Cherry Hill is a great town in New Jersey with history, various attractions, quality restaurants, incredible shopping and top-rated schools. All this and more make Cherry Hill a much sought after town for homebuyers. As a South Jersey home inspector since 1989, it's been my privilege to inspect many of the Cherry Hill homes that have been bought and sold over the last twenty years.
In the past I have been asked by homebuyers what they should expect in regards to the quality, condition and variety of homes in Cherry Hill. My answer is always the same: "Expect everything".
The homes in Cherry Hill range from fairly recent construction to the occasional old farm house in excess of 100 years old. There are plentiful condominiums and abundant mansions. In short there is a home for everyone.
The most typical Cherry Hill home is a 40 to 50 year old split-level, two-story or ranch. The quality of construction will vary from home to home and from development to development. Cherry Hill homes have benefitted from a number of experienced and good quality builders. One of my favorite builders is Bob Scarborough, who built many homes in Cherry Hill including the popular Barclay Farms development.
The Scarborough homes that I have performed inspections on have generally held together well and I consider them to be good quality. Roofs and furnaces do not last forever in any home, although when a home shifts or sags after construction that can often be attributed to a less than careful builder.
One of the features frequently found in an older Scarborough home is a catwalk along the center of the attic. As a home inspector, this is greatly appreciated and is also beneficial to the homeowner. Further, the crawl spaces in a Scarborough home are sufficiently adequate in height to allow navigation which is another highly valued feature.
There were and are other good home builders in Cherry Hill. Nonetheless, the overall quality of construction and quality of materials sometimes utilized has declined in recent years. For example, the use of lesser quality exterior wood trim is widespread and is vulnerable to rot (water damage). Furthermore, the waterproofing detail of basements (or lack thereof) can fail on the concrete block foundation of homes only a few years old resulting in basement water entry and costly repairs.
As a home inspector, I am also aware of other factors that have influenced the construction of older Cherry Hill homes. For instance, the energy shortage in the early seventies resulted in the use of aluminum electrical wiring in homes instead of copper wiring. Due to a higher probability of a fire, this practice continued for just a few years.
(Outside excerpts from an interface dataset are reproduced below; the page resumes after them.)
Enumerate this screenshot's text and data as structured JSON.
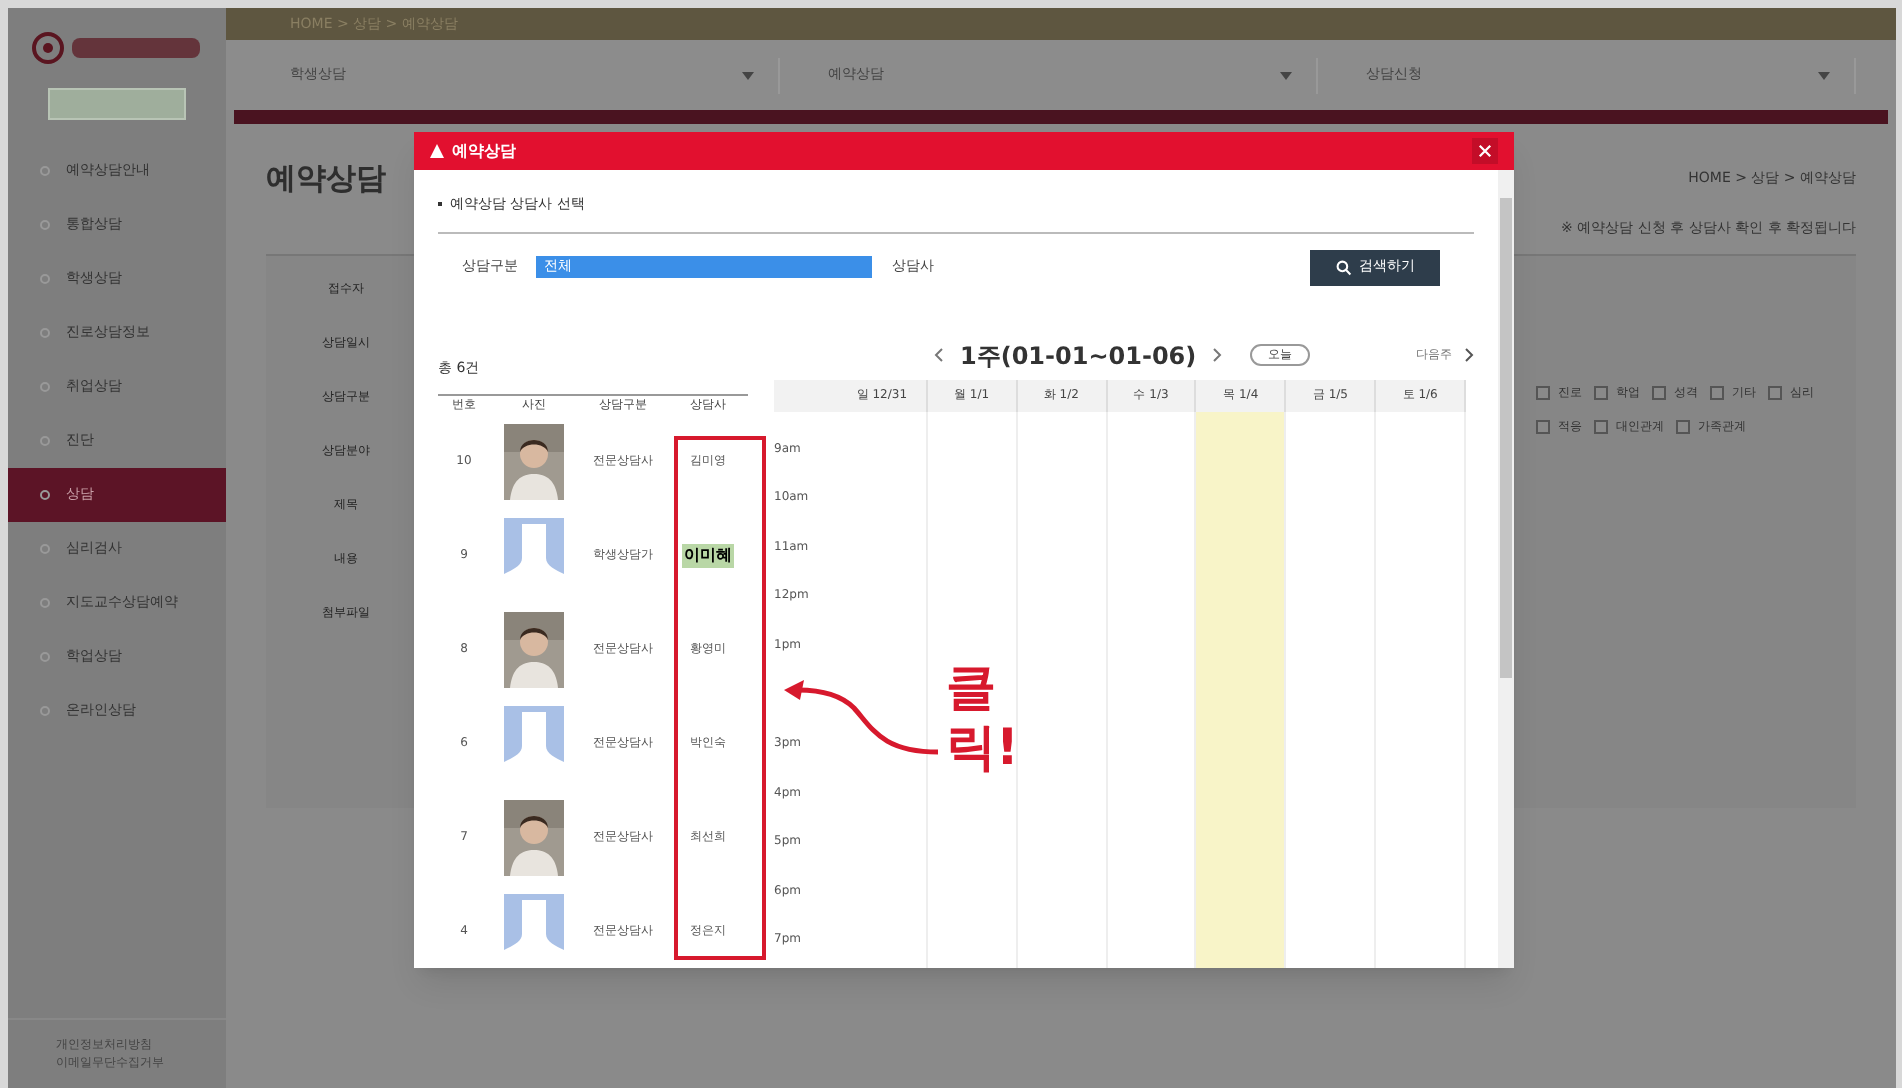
{
  "sidebar": {
    "items": [
      {
        "label": "예약상담안내",
        "selected": false
      },
      {
        "label": "통합상담",
        "selected": false
      },
      {
        "label": "학생상담",
        "selected": false
      },
      {
        "label": "진로상담정보",
        "selected": false
      },
      {
        "label": "취업상담",
        "selected": false
      },
      {
        "label": "진단",
        "selected": false
      },
      {
        "label": "상담",
        "selected": true
      },
      {
        "label": "심리검사",
        "selected": false
      },
      {
        "label": "지도교수상담예약",
        "selected": false
      },
      {
        "label": "학업상담",
        "selected": false
      },
      {
        "label": "온라인상담",
        "selected": false
      }
    ],
    "footer": [
      "개인정보처리방침",
      "이메일무단수집거부"
    ]
  },
  "topbar": {
    "breadcrumb": "HOME > 상담 > 예약상담"
  },
  "filters": [
    "학생상담",
    "예약상담",
    "상담신청"
  ],
  "page": {
    "title": "예약상담",
    "location": "HOME > 상담 > 예약상담",
    "notice": "※ 예약상담 신청 후 상담사 확인 후 확정됩니다",
    "form_labels": [
      "접수자",
      "상담일시",
      "상담구분",
      "상담분야",
      "제목",
      "내용",
      "첨부파일"
    ],
    "options": [
      {
        "label": "진로",
        "checked": false
      },
      {
        "label": "학업",
        "checked": false
      },
      {
        "label": "성격",
        "checked": false
      },
      {
        "label": "기타",
        "checked": false
      },
      {
        "label": "심리",
        "checked": false
      },
      {
        "label": "적응",
        "checked": false
      },
      {
        "label": "대인관계",
        "checked": false
      },
      {
        "label": "가족관계",
        "checked": false
      }
    ]
  },
  "modal": {
    "title": "예약상담",
    "section": "예약상담 상담사 선택",
    "filter_label": "상담구분",
    "filter_value": "전체",
    "counselor_label": "상담사",
    "search_button": "검색하기",
    "count": "총 6건",
    "columns": [
      "번호",
      "사진",
      "상담구분",
      "상담사"
    ],
    "counselors": [
      {
        "number": "10",
        "type": "전문상담사",
        "name": "김미영",
        "selected": false
      },
      {
        "number": "9",
        "kind": "placeholder",
        "type": "학생상담가",
        "name": "이미혜",
        "selected": true
      },
      {
        "number": "8",
        "type": "전문상담사",
        "name": "황영미",
        "selected": false
      },
      {
        "number": "6",
        "kind": "placeholder",
        "type": "전문상담사",
        "name": "박인숙",
        "selected": false
      },
      {
        "number": "7",
        "type": "전문상담사",
        "name": "최선희",
        "selected": false
      },
      {
        "number": "4",
        "kind": "placeholder",
        "type": "전문상담사",
        "name": "정은지",
        "selected": false
      }
    ],
    "week": "1주(01-01~01-06)",
    "today_button": "오늘",
    "next_label": "다음주",
    "days": [
      {
        "label": "일 12/31",
        "today": false
      },
      {
        "label": "월 1/1",
        "today": false
      },
      {
        "label": "화 1/2",
        "today": false
      },
      {
        "label": "수 1/3",
        "today": false
      },
      {
        "label": "목 1/4",
        "today": true
      },
      {
        "label": "금 1/5",
        "today": false
      },
      {
        "label": "토 1/6",
        "today": false
      }
    ],
    "times_above_arrow": [
      "9am",
      "10am",
      "11am",
      "12pm",
      "1pm"
    ],
    "times_below_arrow": [
      "3pm",
      "4pm",
      "5pm",
      "6pm",
      "7pm"
    ],
    "callout": "클릭!"
  }
}
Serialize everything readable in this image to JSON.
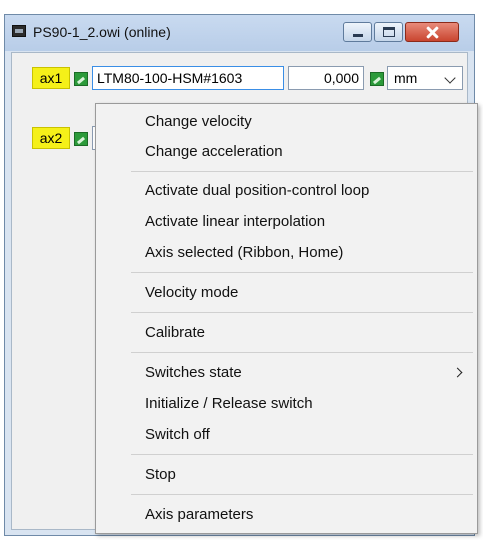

Nevertheless, aluminum wiring is still present in Cherry Hill homes today.
The general condition of any home will mainly always come down to homeowner maintenance. Most homes are not well-maintained with maintenance being more reactive than proactive. Naturally a well-maintained home is more desirable and likely to fetch a higher selling price.
Everything in a home is fixable. Nevertheless, if a home's well-kept condition truly warrants a more expensive price tag than it is the real bargain over the cheaper, neglected home with hidden surprises.
Glen Fisher email@example.com